With respect to the second weakness, CSG contends that its schedule was compliant with the 30-day construction period required by the SOW since the additional days represented government inspections, not construction.  First, we see nothing unreasonable in the SSEB’s interpretation of the construction phase of the work as inclusive of required inspections.  Second, on its face CSG’s construction schedule shows the start of aggregate removal on March 11, and construction demobilization and clean up on April 14, more than 30 calendar days later.  AR, Tab 4d, CSG Discussions Response, at 12.  Where the total duration of construction activities exceeded the specified 30 calendar day period, we have no basis to question the reasonableness of the agency’s evaluation of a weakness in this regard.

Finally, CSG asserts that the evaluation was unequal and disparate where it was assigned weaknesses due to issues with its construction schedule, but A/T was not assigned any weaknesses despite that firm’s failure to submit a construction schedule for evaluation.  As explained above, the construction schedule bar chart was a required submittal associated with the performance terms of the sample task; it was not required as a part of the sample task submission under the technical approach factor of this RFP.  Accordingly, the SSEB did not err in its evaluation of A/T’s sample task order response where A/T’s response took no exception to the schedule requirements.  In contrast, where CSG submitted a detailed construction schedule that demonstrated two exceptions to the terms of the sample task SOW, we also have no objection to the SSEB’s review of that document, and its assessment of weaknesses in CSG’s technical approach in those areas. [3]

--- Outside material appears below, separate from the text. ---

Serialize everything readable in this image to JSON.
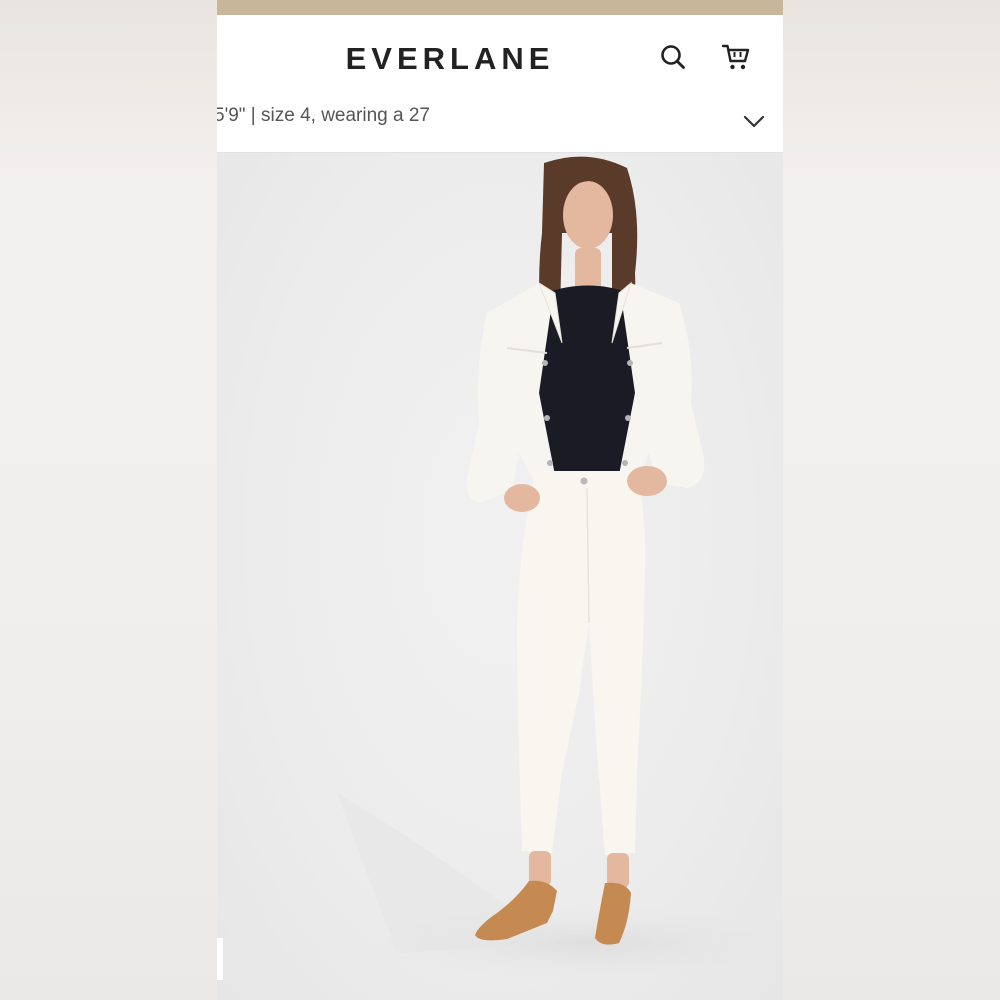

The protest is denied.

Susan A. Poling
General Counsel

[1] CSG also alleged, generally, that the agency’s evaluation ratings were “inflated” for A/T, but provided no specific information to support its allegation.  In its agency report, the Army requested that our Office dismiss this basis of protest as speculative and insufficient.  We agree with the agency that this allegation fails to state a valid basis of protest and dismiss the allegation.  Our Bid Protest Regulations, 4 C.F.R. § 21.1(c)(4) and (f), require that a protest include a detailed statement of the legal and factual grounds for the protest, and that the grounds stated be legally sufficient.  These requirements contemplate that protesters will provide, at a minimum, either allegations or evidence sufficient, if uncontradicted, to establish the likelihood that the protester will prevail in its claim of improper agency action.  Midwest Tube Fabricators, Inc., B-407166, B-407167, Nov. 20, 2012, 2012 CPD ¶ 324 at 3.

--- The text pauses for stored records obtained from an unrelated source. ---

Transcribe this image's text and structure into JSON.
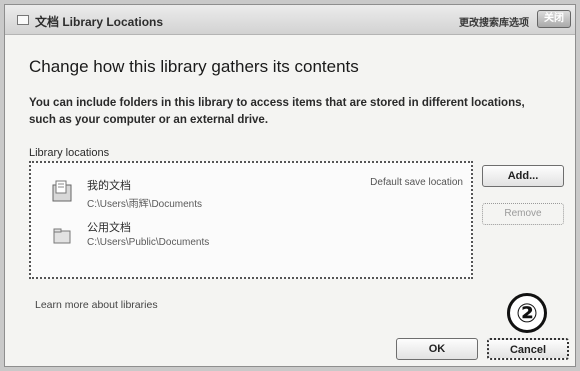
{
  "window": {
    "title": "文档 Library Locations",
    "help_text": "更改搜索库选项",
    "close_label": "关闭"
  },
  "heading": "Change how this library gathers its contents",
  "description": "You can include folders in this library to access items that are stored in different locations, such as your computer or an external drive.",
  "locations": {
    "caption": "Library locations",
    "items": [
      {
        "name": "我的文档",
        "path": "C:\\Users\\雨辉\\Documents",
        "tag": "Default save location",
        "icon": "documents-folder-icon"
      },
      {
        "name": "公用文档",
        "path": "C:\\Users\\Public\\Documents",
        "tag": "",
        "icon": "public-documents-folder-icon"
      }
    ]
  },
  "buttons": {
    "add": "Add...",
    "remove": "Remove",
    "ok": "OK",
    "cancel": "Cancel"
  },
  "learn_more": "Learn more about libraries",
  "annotation": "②"
}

[2] Moreover, to the extent the protester believed the compaction requirements set forth in the SOW were erroneous, CSG should have raised the matter with the agency prior to the solicitation closing date.  Having failed to do so, it may not now challenge the agency’s evaluation on the basis that the solicitation requirements were essentially defective and should have been disregarded.  See 4 C.F.R. § 21.2(a)(1) (“[p]rotests based upon alleged improprieties in a solicitation . . . shall be filed prior to bid opening or the time set for the receipt of initial proposals”).

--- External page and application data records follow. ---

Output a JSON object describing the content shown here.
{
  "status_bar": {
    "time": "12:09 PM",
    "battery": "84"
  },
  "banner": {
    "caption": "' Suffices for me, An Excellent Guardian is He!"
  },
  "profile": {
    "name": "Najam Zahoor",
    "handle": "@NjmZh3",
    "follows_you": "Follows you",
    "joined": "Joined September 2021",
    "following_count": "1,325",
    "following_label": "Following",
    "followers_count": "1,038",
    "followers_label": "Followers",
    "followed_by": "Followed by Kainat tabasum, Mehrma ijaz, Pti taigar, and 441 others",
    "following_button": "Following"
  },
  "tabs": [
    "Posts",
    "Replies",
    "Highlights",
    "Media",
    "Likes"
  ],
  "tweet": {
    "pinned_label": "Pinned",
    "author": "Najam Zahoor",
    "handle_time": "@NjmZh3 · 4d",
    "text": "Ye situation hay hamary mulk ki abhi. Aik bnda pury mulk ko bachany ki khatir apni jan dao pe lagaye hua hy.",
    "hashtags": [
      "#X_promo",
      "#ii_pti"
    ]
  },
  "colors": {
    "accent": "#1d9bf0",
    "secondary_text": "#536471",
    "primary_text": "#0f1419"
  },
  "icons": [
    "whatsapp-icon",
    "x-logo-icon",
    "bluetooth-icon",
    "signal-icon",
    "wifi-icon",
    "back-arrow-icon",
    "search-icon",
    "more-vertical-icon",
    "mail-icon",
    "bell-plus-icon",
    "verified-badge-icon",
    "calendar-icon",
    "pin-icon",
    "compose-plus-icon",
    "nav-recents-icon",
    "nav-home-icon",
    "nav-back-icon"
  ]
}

[3] CSG also asserts that the agency overstated the risks associated with the weaknesses assessed against its proposal and that, even if the weaknesses were correctly assessed, its proposal did not represent moderate risk and should have been rated higher than “acceptable” for the technical approach factor.  We disagree.  Whether the risk associated with CSG’s weaknesses was moderate or less than moderate, the risk was “no worse than moderate,” which is consistent with the definition of an “acceptable” rating as set forth in the RFP.  AR, Tab 8, RFP at 54.  On this record, our Office has no basis to question the acceptable rating assigned to CSG’s proposal for factor 3.